Changes to the Common Application

Posted by: Website Administrator on 8/1/2012

This fall, a small, but significant change has been made to the Secondary School Report section of the Common Application. Historically, the form has included a comparison chart for college counselors to rate a student relative to other students in their class, and then provide a written evaluation or recommendation. This application cycle, counselors will still be expected to complete the comparison chart, but they will be able to opt out of the written evaluation.

If you are concerned about how this might affect you, here are a couple of things you should know.

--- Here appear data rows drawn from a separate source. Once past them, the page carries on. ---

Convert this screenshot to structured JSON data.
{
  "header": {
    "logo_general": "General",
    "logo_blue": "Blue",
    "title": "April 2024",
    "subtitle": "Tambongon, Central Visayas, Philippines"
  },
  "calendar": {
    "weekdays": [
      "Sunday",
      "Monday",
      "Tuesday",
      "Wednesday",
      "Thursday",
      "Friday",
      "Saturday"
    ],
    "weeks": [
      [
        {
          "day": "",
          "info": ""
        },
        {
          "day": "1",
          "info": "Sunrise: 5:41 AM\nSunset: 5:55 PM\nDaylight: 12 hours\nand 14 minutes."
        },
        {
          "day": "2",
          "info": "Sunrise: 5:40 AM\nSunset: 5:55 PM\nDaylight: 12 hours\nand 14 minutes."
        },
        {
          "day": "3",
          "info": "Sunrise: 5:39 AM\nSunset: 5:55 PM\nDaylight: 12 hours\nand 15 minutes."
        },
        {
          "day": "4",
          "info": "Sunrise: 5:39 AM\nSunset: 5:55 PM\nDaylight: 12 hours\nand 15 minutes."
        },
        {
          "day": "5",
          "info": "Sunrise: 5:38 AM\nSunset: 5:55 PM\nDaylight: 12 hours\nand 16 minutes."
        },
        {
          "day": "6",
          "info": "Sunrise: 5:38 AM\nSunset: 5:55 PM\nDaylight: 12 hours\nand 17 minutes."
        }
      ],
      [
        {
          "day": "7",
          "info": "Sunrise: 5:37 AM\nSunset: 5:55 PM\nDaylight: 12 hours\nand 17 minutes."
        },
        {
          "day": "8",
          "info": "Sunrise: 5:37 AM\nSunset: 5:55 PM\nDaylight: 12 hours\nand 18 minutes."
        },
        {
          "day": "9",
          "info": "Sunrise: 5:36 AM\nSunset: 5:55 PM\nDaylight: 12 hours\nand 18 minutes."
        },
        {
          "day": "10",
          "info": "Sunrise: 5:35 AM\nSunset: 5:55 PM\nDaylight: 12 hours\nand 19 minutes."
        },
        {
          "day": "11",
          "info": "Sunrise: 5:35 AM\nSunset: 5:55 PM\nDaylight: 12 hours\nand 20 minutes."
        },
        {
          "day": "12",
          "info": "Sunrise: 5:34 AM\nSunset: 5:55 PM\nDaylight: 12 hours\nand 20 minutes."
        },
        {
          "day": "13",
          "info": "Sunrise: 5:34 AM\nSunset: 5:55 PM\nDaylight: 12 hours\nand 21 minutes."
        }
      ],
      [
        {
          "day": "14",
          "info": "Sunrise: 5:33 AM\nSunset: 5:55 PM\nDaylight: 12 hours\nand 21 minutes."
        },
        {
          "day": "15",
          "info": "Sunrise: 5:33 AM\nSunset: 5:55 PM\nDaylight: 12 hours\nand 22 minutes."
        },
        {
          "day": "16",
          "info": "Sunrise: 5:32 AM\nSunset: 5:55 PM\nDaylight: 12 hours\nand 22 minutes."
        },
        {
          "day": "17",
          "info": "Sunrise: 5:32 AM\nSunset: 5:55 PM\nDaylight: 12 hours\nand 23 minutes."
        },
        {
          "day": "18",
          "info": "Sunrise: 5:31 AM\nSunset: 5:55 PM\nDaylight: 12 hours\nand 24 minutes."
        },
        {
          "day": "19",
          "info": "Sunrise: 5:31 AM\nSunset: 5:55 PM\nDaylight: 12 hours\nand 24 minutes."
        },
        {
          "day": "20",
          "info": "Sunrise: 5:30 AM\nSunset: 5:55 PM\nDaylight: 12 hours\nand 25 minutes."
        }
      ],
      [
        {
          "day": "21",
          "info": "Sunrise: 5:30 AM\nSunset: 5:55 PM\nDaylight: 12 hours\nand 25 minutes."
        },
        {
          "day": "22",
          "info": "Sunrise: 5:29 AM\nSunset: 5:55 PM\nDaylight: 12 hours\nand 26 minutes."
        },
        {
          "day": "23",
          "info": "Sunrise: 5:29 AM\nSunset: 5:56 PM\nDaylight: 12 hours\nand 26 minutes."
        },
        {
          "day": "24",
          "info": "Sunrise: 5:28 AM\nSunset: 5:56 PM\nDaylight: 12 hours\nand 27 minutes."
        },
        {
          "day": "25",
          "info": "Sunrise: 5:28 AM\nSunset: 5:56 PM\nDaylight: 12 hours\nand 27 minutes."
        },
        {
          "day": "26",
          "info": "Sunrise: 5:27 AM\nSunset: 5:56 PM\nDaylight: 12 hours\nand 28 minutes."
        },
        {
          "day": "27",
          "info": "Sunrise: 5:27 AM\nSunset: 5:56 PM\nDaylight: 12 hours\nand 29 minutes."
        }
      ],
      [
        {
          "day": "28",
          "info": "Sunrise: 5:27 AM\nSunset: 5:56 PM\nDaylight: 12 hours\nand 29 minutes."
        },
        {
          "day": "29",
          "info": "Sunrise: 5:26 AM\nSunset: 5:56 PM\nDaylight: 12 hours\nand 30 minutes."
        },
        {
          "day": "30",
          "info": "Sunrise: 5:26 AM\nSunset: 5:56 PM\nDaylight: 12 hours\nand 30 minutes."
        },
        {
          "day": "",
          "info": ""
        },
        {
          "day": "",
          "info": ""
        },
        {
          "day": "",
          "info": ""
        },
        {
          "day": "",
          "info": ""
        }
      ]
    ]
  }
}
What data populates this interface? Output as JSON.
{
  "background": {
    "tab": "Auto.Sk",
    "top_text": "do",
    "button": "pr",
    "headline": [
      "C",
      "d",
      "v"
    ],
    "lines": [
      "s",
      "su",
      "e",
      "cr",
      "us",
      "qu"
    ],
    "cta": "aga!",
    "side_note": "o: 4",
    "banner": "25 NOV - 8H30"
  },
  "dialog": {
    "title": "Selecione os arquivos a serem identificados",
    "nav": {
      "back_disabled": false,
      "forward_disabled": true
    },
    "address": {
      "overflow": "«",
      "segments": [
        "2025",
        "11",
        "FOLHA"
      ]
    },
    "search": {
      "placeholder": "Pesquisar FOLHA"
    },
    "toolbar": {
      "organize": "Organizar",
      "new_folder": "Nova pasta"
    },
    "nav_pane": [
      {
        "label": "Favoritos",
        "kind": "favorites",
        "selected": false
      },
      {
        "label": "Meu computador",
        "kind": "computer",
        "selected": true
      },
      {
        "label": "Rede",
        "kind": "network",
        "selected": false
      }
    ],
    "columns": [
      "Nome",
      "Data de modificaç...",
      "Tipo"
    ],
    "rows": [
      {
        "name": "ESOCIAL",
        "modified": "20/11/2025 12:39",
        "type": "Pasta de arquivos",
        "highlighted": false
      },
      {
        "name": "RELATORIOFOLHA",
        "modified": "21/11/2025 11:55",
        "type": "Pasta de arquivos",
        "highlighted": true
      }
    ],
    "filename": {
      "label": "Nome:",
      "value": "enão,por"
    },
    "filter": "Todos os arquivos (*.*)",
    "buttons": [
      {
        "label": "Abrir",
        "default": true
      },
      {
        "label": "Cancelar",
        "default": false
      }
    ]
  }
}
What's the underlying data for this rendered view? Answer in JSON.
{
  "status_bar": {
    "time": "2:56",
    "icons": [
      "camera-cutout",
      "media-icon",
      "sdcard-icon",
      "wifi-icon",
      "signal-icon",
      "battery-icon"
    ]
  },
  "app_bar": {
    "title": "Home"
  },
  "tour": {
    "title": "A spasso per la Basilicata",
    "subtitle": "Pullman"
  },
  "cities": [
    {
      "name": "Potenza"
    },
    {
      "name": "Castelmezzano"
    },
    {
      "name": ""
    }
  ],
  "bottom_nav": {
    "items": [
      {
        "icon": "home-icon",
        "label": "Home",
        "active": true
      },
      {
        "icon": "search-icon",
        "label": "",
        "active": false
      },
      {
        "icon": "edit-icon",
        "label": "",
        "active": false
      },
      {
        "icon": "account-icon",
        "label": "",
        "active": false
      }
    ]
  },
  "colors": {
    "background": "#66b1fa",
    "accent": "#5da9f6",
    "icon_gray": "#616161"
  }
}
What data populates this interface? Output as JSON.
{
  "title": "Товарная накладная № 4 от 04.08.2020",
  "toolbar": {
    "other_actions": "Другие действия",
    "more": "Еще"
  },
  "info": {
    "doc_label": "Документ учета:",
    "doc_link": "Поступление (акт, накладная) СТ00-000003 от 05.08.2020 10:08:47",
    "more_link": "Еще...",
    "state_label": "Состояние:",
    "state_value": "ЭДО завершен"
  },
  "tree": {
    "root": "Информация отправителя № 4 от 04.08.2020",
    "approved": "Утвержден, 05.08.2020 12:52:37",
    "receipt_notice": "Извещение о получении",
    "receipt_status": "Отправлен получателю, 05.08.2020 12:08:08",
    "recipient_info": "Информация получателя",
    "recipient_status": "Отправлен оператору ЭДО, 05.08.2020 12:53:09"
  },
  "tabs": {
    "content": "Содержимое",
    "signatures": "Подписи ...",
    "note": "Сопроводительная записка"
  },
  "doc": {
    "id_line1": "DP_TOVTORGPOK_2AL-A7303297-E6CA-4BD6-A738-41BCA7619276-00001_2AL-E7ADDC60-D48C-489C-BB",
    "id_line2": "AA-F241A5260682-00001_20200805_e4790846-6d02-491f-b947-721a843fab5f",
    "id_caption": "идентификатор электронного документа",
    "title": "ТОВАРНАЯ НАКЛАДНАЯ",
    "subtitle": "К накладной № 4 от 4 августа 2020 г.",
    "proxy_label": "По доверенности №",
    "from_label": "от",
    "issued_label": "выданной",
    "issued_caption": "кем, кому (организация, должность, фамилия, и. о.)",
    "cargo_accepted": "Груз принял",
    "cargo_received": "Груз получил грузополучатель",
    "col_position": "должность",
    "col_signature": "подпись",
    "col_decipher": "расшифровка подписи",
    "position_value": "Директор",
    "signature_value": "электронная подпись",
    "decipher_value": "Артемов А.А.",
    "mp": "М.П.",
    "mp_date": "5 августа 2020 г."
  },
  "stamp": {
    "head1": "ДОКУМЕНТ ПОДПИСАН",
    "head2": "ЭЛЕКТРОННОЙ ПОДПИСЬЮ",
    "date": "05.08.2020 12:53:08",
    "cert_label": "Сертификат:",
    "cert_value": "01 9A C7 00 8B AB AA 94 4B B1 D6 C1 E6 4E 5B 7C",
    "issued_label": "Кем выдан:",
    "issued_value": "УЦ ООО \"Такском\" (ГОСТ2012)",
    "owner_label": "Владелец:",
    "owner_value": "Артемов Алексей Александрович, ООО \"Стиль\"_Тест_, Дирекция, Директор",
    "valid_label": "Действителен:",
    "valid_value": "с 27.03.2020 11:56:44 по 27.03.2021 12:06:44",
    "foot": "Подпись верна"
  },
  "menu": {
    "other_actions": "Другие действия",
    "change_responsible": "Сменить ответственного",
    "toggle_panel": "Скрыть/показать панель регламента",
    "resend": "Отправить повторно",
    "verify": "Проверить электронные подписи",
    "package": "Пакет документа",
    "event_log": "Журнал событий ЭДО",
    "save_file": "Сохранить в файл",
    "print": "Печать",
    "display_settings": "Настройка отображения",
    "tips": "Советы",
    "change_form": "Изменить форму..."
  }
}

1) Some counselors work with hundreds of students, and simply do not know their students well enough, or have the time to write hundreds of detailed and thoughtful letters. If your counselor has a caseload of 500 students and elects to not write a letter for you, admissions offices will not penalize you for that. They understand that your counselor has too many students to work with and too little time, and will leave it at that.

2) On the other hand, if you go to a small school, admissions offices will expect a written evaluation from the counselor for every student. In that situation, it might appear strange if your counselor declines to write a letter for you. If you go to a small school, but don’t know your college counselor very well, there is still time to make a good impression! 

3) You can ensure that your counselor will write you a detailed letter, but only if you take the time to build a relationship with him or her. If you are worried that your counselor may not know you very well, it’s not too late. Make an appointment with your counselor; ask if s/he would review your college list with you, or help you edit your essays. Even just spending some time in the counseling office, researching colleges or working on your applications, will provide an opportunity for your counselor to learn who you are, and see your commitment to the college process.   

Of course, you can’t control what your college counselor actually ends up writing about you, but you can do some things to better the chances for a positive evaluation.